**WHAT TO DO**
Output all of the entries beneath, exactly as written.

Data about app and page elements
+ + + + +

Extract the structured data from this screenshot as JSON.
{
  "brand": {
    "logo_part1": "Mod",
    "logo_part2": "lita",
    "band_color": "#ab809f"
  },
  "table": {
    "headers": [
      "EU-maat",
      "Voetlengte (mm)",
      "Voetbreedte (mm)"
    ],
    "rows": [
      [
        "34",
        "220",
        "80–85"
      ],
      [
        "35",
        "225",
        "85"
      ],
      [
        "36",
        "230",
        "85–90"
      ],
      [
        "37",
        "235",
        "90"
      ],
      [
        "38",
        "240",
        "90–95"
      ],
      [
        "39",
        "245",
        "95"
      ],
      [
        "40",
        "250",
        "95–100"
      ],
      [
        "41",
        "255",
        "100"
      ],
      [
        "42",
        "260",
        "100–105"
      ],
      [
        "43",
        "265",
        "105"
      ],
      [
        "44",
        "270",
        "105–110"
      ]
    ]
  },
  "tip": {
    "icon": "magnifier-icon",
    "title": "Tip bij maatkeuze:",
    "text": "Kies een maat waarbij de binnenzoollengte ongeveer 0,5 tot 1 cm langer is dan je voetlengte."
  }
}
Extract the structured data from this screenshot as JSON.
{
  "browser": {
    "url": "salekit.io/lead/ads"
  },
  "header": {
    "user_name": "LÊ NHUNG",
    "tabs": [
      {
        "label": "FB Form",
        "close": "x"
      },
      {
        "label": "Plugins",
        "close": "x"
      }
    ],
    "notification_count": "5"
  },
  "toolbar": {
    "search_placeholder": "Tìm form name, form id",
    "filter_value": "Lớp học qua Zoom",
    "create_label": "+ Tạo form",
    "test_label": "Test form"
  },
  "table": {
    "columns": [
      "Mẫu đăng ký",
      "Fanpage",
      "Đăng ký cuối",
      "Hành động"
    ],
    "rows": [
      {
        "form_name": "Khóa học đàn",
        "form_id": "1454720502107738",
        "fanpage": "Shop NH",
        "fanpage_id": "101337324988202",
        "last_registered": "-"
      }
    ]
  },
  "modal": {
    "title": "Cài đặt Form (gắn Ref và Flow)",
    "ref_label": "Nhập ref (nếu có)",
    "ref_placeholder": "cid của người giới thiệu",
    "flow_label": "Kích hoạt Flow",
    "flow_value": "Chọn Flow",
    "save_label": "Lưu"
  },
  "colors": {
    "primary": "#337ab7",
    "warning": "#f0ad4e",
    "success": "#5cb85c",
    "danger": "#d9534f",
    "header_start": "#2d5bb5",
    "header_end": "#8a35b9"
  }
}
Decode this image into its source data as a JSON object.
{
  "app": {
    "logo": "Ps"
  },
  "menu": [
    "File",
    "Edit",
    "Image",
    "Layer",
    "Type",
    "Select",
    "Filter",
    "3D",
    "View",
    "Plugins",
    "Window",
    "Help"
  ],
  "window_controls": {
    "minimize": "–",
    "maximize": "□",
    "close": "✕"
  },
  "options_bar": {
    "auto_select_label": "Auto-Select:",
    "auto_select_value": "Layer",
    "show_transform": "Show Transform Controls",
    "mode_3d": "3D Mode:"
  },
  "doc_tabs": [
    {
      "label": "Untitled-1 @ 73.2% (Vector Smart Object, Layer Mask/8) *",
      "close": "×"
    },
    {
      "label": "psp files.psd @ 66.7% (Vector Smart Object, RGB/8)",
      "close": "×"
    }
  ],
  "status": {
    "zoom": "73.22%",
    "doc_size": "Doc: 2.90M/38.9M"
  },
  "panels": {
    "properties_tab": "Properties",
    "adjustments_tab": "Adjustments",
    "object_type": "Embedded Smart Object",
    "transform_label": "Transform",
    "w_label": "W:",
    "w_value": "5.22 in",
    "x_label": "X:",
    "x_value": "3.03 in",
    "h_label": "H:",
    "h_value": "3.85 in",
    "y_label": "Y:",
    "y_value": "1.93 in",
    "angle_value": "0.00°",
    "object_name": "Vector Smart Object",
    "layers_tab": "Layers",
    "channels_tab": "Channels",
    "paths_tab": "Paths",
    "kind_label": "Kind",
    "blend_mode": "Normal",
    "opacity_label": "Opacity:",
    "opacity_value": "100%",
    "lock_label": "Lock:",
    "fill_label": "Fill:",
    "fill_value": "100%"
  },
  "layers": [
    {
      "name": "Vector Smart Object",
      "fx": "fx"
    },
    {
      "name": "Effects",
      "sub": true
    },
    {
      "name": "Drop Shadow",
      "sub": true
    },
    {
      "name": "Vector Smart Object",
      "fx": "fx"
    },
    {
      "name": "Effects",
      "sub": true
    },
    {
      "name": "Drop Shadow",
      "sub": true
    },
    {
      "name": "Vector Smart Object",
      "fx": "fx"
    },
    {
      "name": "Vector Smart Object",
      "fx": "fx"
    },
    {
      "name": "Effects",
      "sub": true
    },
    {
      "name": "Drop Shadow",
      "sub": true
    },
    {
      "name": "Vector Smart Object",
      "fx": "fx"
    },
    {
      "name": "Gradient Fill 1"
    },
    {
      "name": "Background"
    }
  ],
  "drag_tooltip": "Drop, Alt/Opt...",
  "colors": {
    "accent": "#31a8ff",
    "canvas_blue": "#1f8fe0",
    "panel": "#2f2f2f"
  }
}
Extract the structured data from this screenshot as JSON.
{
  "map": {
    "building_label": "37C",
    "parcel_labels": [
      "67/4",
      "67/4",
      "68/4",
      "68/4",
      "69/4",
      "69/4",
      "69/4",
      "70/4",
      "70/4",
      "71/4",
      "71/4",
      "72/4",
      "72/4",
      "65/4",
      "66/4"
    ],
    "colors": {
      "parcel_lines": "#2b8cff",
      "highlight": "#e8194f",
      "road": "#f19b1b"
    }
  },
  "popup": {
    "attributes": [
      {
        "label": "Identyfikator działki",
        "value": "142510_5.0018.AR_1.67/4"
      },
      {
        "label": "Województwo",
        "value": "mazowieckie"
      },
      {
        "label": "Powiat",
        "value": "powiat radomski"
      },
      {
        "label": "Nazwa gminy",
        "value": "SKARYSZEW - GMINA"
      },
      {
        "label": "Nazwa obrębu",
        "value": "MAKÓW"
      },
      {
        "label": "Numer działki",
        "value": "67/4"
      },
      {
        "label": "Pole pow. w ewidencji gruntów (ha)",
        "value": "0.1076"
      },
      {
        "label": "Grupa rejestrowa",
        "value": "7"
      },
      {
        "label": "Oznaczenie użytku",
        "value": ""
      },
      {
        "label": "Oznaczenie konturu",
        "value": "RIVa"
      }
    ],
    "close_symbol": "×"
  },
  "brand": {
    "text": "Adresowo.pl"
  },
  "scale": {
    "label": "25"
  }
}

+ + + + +

**RESULT**
Extract the structured data from this screenshot as JSON.
{
  "brand": {
    "logo_part1": "Mod",
    "logo_part2": "lita",
    "band_color": "#ab809f"
  },
  "table": {
    "headers": [
      "EU-maat",
      "Voetlengte (mm)",
      "Voetbreedte (mm)"
    ],
    "rows": [
      [
        "34",
        "220",
        "80–85"
      ],
      [
        "35",
        "225",
        "85"
      ],
      [
        "36",
        "230",
        "85–90"
      ],
      [
        "37",
        "235",
        "90"
      ],
      [
        "38",
        "240",
        "90–95"
      ],
      [
        "39",
        "245",
        "95"
      ],
      [
        "40",
        "250",
        "95–100"
      ],
      [
        "41",
        "255",
        "100"
      ],
      [
        "42",
        "260",
        "100–105"
      ],
      [
        "43",
        "265",
        "105"
      ],
      [
        "44",
        "270",
        "105–110"
      ]
    ]
  },
  "tip": {
    "icon": "magnifier-icon",
    "title": "Tip bij maatkeuze:",
    "text": "Kies een maat waarbij de binnenzoollengte ongeveer 0,5 tot 1 cm langer is dan je voetlengte."
  }
}
Extract the structured data from this screenshot as JSON.
{
  "browser": {
    "url": "salekit.io/lead/ads"
  },
  "header": {
    "user_name": "LÊ NHUNG",
    "tabs": [
      {
        "label": "FB Form",
        "close": "x"
      },
      {
        "label": "Plugins",
        "close": "x"
      }
    ],
    "notification_count": "5"
  },
  "toolbar": {
    "search_placeholder": "Tìm form name, form id",
    "filter_value": "Lớp học qua Zoom",
    "create_label": "+ Tạo form",
    "test_label": "Test form"
  },
  "table": {
    "columns": [
      "Mẫu đăng ký",
      "Fanpage",
      "Đăng ký cuối",
      "Hành động"
    ],
    "rows": [
      {
        "form_name": "Khóa học đàn",
        "form_id": "1454720502107738",
        "fanpage": "Shop NH",
        "fanpage_id": "101337324988202",
        "last_registered": "-"
      }
    ]
  },
  "modal": {
    "title": "Cài đặt Form (gắn Ref và Flow)",
    "ref_label": "Nhập ref (nếu có)",
    "ref_placeholder": "cid của người giới thiệu",
    "flow_label": "Kích hoạt Flow",
    "flow_value": "Chọn Flow",
    "save_label": "Lưu"
  },
  "colors": {
    "primary": "#337ab7",
    "warning": "#f0ad4e",
    "success": "#5cb85c",
    "danger": "#d9534f",
    "header_start": "#2d5bb5",
    "header_end": "#8a35b9"
  }
}
Decode this image into its source data as a JSON object.
{
  "app": {
    "logo": "Ps"
  },
  "menu": [
    "File",
    "Edit",
    "Image",
    "Layer",
    "Type",
    "Select",
    "Filter",
    "3D",
    "View",
    "Plugins",
    "Window",
    "Help"
  ],
  "window_controls": {
    "minimize": "–",
    "maximize": "□",
    "close": "✕"
  },
  "options_bar": {
    "auto_select_label": "Auto-Select:",
    "auto_select_value": "Layer",
    "show_transform": "Show Transform Controls",
    "mode_3d": "3D Mode:"
  },
  "doc_tabs": [
    {
      "label": "Untitled-1 @ 73.2% (Vector Smart Object, Layer Mask/8) *",
      "close": "×"
    },
    {
      "label": "psp files.psd @ 66.7% (Vector Smart Object, RGB/8)",
      "close": "×"
    }
  ],
  "status": {
    "zoom": "73.22%",
    "doc_size": "Doc: 2.90M/38.9M"
  },
  "panels": {
    "properties_tab": "Properties",
    "adjustments_tab": "Adjustments",
    "object_type": "Embedded Smart Object",
    "transform_label": "Transform",
    "w_label": "W:",
    "w_value": "5.22 in",
    "x_label": "X:",
    "x_value": "3.03 in",
    "h_label": "H:",
    "h_value": "3.85 in",
    "y_label": "Y:",
    "y_value": "1.93 in",
    "angle_value": "0.00°",
    "object_name": "Vector Smart Object",
    "layers_tab": "Layers",
    "channels_tab": "Channels",
    "paths_tab": "Paths",
    "kind_label": "Kind",
    "blend_mode": "Normal",
    "opacity_label": "Opacity:",
    "opacity_value": "100%",
    "lock_label": "Lock:",
    "fill_label": "Fill:",
    "fill_value": "100%"
  },
  "layers": [
    {
      "name": "Vector Smart Object",
      "fx": "fx"
    },
    {
      "name": "Effects",
      "sub": true
    },
    {
      "name": "Drop Shadow",
      "sub": true
    },
    {
      "name": "Vector Smart Object",
      "fx": "fx"
    },
    {
      "name": "Effects",
      "sub": true
    },
    {
      "name": "Drop Shadow",
      "sub": true
    },
    {
      "name": "Vector Smart Object",
      "fx": "fx"
    },
    {
      "name": "Vector Smart Object",
      "fx": "fx"
    },
    {
      "name": "Effects",
      "sub": true
    },
    {
      "name": "Drop Shadow",
      "sub": true
    },
    {
      "name": "Vector Smart Object",
      "fx": "fx"
    },
    {
      "name": "Gradient Fill 1"
    },
    {
      "name": "Background"
    }
  ],
  "drag_tooltip": "Drop, Alt/Opt...",
  "colors": {
    "accent": "#31a8ff",
    "canvas_blue": "#1f8fe0",
    "panel": "#2f2f2f"
  }
}
Extract the structured data from this screenshot as JSON.
{
  "map": {
    "building_label": "37C",
    "parcel_labels": [
      "67/4",
      "67/4",
      "68/4",
      "68/4",
      "69/4",
      "69/4",
      "69/4",
      "70/4",
      "70/4",
      "71/4",
      "71/4",
      "72/4",
      "72/4",
      "65/4",
      "66/4"
    ],
    "colors": {
      "parcel_lines": "#2b8cff",
      "highlight": "#e8194f",
      "road": "#f19b1b"
    }
  },
  "popup": {
    "attributes": [
      {
        "label": "Identyfikator działki",
        "value": "142510_5.0018.AR_1.67/4"
      },
      {
        "label": "Województwo",
        "value": "mazowieckie"
      },
      {
        "label": "Powiat",
        "value": "powiat radomski"
      },
      {
        "label": "Nazwa gminy",
        "value": "SKARYSZEW - GMINA"
      },
      {
        "label": "Nazwa obrębu",
        "value": "MAKÓW"
      },
      {
        "label": "Numer działki",
        "value": "67/4"
      },
      {
        "label": "Pole pow. w ewidencji gruntów (ha)",
        "value": "0.1076"
      },
      {
        "label": "Grupa rejestrowa",
        "value": "7"
      },
      {
        "label": "Oznaczenie użytku",
        "value": ""
      },
      {
        "label": "Oznaczenie konturu",
        "value": "RIVa"
      }
    ],
    "close_symbol": "×"
  },
  "brand": {
    "text": "Adresowo.pl"
  },
  "scale": {
    "label": "25"
  }
}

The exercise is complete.